TEVAS

Opening Ceremony Fashion Tevas
Opening Ceremony Fashion Tevas

High heels have been linked to many long-term health problems, including but not limited to unnatural toe bending, injured leg muscles, osteoarthritis of the knee, plantar fasciitis, lower back pain, and sciatica. Enter the “new” sandals trend. In reality, sandals are nowhere near new. Sandals are the oldest known footwear of any kind. This is probably because they don’t require too much material and can be made from rubber, leather, wool, tatami, or rope. Tevas are one of the types of sandals that have especially taken off this spring and summer.

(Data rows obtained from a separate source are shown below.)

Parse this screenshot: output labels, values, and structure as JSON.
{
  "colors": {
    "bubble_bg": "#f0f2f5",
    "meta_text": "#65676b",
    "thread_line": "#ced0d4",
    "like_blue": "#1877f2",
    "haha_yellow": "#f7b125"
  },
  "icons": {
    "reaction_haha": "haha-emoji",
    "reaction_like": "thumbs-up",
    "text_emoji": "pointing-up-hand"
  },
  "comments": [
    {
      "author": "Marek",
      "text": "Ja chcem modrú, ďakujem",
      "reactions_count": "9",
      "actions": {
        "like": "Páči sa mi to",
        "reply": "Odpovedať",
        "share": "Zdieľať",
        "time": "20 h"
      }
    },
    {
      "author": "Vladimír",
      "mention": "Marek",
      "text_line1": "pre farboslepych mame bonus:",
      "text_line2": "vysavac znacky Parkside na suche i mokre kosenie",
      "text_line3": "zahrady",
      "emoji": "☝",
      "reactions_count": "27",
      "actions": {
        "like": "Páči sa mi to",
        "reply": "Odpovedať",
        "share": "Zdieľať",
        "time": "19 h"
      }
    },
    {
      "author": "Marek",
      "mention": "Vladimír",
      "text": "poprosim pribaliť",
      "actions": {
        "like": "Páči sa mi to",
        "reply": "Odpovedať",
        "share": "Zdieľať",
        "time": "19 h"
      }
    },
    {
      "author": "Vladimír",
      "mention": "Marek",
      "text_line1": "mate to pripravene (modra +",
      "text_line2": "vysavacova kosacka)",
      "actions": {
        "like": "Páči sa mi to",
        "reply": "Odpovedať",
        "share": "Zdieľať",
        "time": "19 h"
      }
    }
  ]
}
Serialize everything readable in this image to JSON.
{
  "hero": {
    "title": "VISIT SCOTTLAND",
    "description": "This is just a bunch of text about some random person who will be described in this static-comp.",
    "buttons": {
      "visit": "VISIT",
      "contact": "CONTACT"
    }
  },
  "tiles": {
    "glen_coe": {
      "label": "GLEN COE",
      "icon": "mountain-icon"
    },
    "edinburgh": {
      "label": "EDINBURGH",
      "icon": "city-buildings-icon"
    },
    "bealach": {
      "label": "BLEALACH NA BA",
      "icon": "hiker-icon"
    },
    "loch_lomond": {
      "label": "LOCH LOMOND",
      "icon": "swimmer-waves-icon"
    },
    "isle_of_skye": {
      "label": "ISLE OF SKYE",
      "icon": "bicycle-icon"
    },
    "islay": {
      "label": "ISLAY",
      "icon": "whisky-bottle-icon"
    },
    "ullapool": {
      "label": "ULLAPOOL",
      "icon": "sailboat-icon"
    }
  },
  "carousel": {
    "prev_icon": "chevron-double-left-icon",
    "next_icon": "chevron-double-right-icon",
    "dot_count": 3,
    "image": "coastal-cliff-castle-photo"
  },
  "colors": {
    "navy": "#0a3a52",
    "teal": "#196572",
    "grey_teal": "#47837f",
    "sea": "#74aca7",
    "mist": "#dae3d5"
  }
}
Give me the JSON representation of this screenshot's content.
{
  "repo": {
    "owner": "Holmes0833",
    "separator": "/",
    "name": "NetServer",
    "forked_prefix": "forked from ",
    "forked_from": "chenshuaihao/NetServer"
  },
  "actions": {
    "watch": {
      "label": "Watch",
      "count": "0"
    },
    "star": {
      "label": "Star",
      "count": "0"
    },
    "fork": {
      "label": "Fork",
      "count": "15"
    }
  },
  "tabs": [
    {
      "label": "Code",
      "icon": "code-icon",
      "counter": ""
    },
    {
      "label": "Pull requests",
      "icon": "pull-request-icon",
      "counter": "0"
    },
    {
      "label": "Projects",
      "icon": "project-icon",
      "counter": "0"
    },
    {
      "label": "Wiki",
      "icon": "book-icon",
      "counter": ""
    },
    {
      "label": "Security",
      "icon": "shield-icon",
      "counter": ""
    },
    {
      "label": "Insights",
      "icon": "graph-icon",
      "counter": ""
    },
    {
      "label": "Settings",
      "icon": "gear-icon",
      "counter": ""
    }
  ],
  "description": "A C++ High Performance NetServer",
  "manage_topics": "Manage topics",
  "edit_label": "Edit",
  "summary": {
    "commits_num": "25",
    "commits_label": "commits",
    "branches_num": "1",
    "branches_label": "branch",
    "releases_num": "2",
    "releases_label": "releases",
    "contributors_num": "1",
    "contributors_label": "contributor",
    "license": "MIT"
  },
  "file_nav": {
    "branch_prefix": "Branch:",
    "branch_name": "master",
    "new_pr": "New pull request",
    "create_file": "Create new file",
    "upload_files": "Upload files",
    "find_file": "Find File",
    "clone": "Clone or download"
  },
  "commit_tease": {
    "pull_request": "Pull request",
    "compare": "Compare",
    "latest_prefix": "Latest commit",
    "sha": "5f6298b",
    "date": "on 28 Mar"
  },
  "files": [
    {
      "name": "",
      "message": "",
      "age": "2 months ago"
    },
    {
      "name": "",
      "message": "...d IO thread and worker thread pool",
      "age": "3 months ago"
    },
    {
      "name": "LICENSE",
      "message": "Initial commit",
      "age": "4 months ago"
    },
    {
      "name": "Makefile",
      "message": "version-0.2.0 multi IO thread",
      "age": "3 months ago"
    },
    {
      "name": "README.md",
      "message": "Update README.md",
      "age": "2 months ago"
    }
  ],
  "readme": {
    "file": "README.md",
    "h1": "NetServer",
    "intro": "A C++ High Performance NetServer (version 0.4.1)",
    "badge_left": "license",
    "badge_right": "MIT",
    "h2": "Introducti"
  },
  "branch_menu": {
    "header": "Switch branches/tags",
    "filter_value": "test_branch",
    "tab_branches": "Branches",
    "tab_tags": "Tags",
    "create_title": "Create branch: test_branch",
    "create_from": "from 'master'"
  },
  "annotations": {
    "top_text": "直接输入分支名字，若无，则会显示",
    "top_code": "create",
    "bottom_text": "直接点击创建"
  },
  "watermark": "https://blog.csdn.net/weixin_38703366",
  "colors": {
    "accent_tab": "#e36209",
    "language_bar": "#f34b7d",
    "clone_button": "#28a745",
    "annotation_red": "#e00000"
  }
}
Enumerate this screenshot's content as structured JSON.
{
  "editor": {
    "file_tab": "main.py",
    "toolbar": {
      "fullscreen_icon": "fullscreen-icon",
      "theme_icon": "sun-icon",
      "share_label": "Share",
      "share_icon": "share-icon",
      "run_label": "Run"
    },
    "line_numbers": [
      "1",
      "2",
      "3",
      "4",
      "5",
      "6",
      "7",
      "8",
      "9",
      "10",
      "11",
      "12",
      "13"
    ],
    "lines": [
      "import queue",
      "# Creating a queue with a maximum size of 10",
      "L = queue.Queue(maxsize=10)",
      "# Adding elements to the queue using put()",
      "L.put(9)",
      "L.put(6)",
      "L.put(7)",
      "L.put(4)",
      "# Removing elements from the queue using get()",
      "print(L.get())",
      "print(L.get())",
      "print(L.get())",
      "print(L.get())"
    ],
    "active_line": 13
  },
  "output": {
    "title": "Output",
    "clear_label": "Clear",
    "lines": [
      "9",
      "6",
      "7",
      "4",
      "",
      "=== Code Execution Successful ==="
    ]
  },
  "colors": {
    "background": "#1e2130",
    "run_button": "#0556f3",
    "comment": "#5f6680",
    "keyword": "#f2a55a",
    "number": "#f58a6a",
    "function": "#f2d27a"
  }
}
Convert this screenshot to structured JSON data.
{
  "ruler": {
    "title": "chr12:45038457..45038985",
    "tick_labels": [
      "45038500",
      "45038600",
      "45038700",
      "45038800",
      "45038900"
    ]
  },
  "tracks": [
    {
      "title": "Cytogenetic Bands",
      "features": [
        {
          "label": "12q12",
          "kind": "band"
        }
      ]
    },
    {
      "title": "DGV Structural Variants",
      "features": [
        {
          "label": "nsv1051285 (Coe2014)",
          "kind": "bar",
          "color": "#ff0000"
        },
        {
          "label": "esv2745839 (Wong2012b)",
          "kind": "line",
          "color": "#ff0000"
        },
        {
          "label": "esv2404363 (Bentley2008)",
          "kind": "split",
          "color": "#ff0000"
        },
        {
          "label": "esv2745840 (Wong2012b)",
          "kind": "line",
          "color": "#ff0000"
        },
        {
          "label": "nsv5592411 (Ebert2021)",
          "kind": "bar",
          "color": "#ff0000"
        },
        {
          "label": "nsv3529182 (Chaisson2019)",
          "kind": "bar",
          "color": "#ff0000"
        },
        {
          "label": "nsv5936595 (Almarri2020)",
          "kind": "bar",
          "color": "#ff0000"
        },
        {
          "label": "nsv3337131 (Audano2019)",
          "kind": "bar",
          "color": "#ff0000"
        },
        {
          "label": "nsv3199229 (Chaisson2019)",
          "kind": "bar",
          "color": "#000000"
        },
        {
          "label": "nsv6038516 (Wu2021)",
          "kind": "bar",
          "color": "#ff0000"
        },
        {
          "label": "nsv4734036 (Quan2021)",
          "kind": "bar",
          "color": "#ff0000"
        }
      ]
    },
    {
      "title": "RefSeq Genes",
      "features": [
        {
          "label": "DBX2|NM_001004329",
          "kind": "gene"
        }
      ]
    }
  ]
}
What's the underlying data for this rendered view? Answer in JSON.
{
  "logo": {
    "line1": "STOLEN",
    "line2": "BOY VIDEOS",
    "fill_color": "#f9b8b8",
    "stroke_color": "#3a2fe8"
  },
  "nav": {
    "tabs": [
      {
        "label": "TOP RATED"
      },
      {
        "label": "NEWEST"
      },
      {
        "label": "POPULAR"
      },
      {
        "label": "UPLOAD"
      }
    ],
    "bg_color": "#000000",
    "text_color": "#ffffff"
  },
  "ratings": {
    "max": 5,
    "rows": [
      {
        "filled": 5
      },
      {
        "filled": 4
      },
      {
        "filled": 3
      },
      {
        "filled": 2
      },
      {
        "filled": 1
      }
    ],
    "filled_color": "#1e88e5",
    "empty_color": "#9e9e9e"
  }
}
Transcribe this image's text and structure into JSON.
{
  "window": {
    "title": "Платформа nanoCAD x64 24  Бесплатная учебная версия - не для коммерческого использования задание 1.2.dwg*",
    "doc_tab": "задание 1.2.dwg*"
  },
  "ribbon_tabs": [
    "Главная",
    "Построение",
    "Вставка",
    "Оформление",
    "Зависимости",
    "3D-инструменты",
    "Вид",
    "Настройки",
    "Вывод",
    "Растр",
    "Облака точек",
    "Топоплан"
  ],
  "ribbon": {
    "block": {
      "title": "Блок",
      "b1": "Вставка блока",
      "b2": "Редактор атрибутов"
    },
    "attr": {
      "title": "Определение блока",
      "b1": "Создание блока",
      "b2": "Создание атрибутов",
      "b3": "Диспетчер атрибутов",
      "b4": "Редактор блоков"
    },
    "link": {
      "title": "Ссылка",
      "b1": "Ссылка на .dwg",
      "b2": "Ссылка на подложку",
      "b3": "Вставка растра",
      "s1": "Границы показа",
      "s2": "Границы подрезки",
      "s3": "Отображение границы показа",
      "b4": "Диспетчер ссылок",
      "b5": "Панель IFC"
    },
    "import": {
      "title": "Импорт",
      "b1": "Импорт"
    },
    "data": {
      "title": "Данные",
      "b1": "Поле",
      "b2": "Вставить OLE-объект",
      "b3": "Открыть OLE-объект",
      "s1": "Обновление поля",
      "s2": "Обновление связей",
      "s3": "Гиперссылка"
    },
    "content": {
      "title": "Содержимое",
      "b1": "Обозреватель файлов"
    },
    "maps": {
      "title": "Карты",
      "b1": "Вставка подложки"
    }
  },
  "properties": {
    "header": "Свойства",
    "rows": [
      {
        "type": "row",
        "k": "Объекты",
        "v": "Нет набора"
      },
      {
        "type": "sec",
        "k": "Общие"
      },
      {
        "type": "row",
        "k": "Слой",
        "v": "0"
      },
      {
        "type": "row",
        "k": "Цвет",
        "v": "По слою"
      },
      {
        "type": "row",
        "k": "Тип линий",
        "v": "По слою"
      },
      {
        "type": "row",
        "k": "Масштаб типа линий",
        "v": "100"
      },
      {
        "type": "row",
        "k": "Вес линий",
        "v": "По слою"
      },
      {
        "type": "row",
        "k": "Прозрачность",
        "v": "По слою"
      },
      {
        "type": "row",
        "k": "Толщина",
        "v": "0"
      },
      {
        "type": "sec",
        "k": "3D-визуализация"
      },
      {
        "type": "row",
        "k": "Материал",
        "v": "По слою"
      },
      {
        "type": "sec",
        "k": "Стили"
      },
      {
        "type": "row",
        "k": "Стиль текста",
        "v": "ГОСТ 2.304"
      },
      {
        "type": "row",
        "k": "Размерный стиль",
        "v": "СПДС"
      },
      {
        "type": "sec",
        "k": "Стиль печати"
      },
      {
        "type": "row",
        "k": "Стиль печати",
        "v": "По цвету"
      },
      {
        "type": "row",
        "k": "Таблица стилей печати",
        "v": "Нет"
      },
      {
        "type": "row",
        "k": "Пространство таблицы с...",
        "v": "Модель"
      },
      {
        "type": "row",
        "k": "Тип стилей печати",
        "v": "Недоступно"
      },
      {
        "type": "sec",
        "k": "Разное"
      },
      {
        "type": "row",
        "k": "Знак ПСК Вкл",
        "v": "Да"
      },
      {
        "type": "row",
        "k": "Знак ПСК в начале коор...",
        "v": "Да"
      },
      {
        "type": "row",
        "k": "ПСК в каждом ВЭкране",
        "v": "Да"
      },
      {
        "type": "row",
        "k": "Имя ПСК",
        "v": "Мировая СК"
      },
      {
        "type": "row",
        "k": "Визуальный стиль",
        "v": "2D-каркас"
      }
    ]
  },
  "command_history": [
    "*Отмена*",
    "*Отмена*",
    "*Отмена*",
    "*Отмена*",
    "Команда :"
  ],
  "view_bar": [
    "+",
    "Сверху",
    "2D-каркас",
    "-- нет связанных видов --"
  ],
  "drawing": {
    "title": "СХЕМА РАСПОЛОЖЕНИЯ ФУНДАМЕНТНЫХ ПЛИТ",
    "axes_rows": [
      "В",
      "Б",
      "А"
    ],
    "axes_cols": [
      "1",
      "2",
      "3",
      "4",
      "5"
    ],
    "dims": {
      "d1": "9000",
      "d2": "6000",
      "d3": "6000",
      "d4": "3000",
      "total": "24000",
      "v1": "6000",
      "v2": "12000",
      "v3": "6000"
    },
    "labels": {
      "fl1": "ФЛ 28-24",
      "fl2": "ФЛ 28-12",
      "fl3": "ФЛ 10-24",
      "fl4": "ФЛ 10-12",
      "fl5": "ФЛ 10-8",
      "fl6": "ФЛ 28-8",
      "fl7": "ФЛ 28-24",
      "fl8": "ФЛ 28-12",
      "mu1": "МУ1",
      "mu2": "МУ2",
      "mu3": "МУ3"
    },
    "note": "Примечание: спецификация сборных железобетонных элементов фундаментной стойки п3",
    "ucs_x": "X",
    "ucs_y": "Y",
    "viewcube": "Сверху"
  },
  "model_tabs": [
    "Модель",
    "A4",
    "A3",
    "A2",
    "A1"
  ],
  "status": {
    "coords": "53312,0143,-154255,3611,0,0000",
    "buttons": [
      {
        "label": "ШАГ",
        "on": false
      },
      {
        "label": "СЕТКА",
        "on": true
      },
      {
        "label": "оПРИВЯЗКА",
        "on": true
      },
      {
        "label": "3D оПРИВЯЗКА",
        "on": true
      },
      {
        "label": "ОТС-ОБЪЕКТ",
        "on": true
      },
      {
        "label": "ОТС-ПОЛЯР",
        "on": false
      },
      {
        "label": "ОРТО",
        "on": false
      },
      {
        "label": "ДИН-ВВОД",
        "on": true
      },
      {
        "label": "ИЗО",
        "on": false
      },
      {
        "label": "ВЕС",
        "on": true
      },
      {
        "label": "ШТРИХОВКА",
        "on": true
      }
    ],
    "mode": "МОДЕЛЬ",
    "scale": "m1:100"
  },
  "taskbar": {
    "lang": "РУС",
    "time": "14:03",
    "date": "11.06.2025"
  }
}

When Tevas were originally created, they were just velcro watch straps attached to a flip flops. Made with an adventurous, travel-hungry spirit in mind, the original version of these sporty sandals look much the same, but now include a contoured EVA topsole and a durable rubber outsole. Teva officially earned its “in” cred when the company announced a collaboration with Opening Ceremony (which were not stocked in AP's size in Tokyo!), featuring metallics, patterned neon, and neoprene sandals. There has been a lot of push back from certain parts of the fashion community, however, because the sandals are so far from the aesthetics of previous trends and are considered to be purely geared towards comfort. Leeann Duggan from Refinery29 put it best in her article, “Crunchy Footwear is Happening, Whether We Like It or Not.” In the article, she wrote that “To me, despite minor OC flourishes and slightly less-frowsy colorways like silver and gold, these things are all function, no flash. They still look like the shoe most likely to be worn by a man in a fisherman sweater with leaves in his beard.” Although I am 100% behind comfy sandals and flatter shoes like Birkenstocks or these Givenchy calf hair slip on sneakers, I am still hesitant to embrace Tevas. Perhaps I should start with their classier looking leather items before fully committing to the outdoorsy style of Tevas.
-Anna Choi